A truly "occupant-centric" building is one that places the user at the center of focus in relation to occupant friendliness, comfort and satisfaction. To answer the question of how a building may create an enriching human experience through smart design or innovation, it's important to start with the ultimate objectives of a building in the first place. First, to provide a safe, secure, and healthy environment for occupants, and second, to promote the occupants' well-being. Some common characteristics of occupant-centric buildings include:
- The ability to reach and engage their occupants: This creates a better overall building experience.
- Use of data analytics or big data to improve the well-being and comfort of occupants: Collecting building data allows for predictive and better informed decisions. Examples include - better controls for temperature, lighting and energy efficiency.
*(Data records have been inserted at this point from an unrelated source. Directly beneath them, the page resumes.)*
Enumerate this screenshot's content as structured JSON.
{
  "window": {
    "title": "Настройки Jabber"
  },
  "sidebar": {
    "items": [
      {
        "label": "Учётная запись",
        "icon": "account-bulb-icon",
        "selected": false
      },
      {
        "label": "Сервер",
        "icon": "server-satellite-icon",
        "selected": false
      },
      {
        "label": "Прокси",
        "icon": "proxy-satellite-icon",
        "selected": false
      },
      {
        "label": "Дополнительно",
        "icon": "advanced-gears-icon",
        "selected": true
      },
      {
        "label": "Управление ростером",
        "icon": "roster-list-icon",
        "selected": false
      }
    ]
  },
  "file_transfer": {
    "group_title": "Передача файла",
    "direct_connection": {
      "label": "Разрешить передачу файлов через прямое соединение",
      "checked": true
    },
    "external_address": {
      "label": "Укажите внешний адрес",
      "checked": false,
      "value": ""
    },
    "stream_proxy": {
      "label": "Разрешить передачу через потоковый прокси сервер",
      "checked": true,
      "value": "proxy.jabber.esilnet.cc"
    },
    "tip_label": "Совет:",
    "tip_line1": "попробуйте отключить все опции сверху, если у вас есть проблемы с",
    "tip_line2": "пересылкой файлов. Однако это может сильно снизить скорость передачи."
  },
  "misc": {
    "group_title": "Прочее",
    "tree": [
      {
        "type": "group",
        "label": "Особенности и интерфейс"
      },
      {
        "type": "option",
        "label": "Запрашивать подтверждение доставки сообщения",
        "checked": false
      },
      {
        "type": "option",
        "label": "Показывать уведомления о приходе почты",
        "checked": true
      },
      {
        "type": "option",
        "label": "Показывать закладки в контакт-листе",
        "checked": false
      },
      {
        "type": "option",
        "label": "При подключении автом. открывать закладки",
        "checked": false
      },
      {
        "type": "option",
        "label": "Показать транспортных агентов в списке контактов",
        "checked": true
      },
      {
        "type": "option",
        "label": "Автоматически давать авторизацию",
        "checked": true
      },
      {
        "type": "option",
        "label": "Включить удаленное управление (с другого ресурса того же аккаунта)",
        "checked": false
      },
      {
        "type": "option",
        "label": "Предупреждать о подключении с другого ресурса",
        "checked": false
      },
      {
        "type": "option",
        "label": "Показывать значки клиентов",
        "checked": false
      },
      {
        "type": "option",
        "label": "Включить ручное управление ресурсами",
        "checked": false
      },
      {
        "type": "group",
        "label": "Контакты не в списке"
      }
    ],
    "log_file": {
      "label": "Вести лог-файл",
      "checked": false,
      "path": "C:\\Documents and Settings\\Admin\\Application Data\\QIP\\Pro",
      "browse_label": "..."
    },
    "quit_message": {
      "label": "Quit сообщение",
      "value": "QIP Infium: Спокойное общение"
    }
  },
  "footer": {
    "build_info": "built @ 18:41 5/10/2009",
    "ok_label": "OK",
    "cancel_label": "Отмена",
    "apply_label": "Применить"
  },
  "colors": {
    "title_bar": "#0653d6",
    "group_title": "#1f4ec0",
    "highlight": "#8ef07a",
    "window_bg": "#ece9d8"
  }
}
The flood gate for collecting building data is wide open and ever so affordable using lower-cost sensors, mobile apps and cloud-based systems.
- A more personal approach: Occupant centric building operators understand their tenant mix and provide a more personalized approach to meet their specific workplace needs. Common areas providing more natural light, open spaces with high ceilings and, space designs that cater to the specific user workplace models help define and shape building ambiance.
- Technology: Occupant centric building owners use technology, design and innovation as enablers to differentiate and prioritize on what matters most for a better human experience.
- Higher Value: Occupant centric buildings are normally valued higher than comparable buildings because they offer superior services and amenities catered to the occupants - at lower cost with greater efficiencies. This normally equates to higher rents, tenant retention and improved net operating incomes.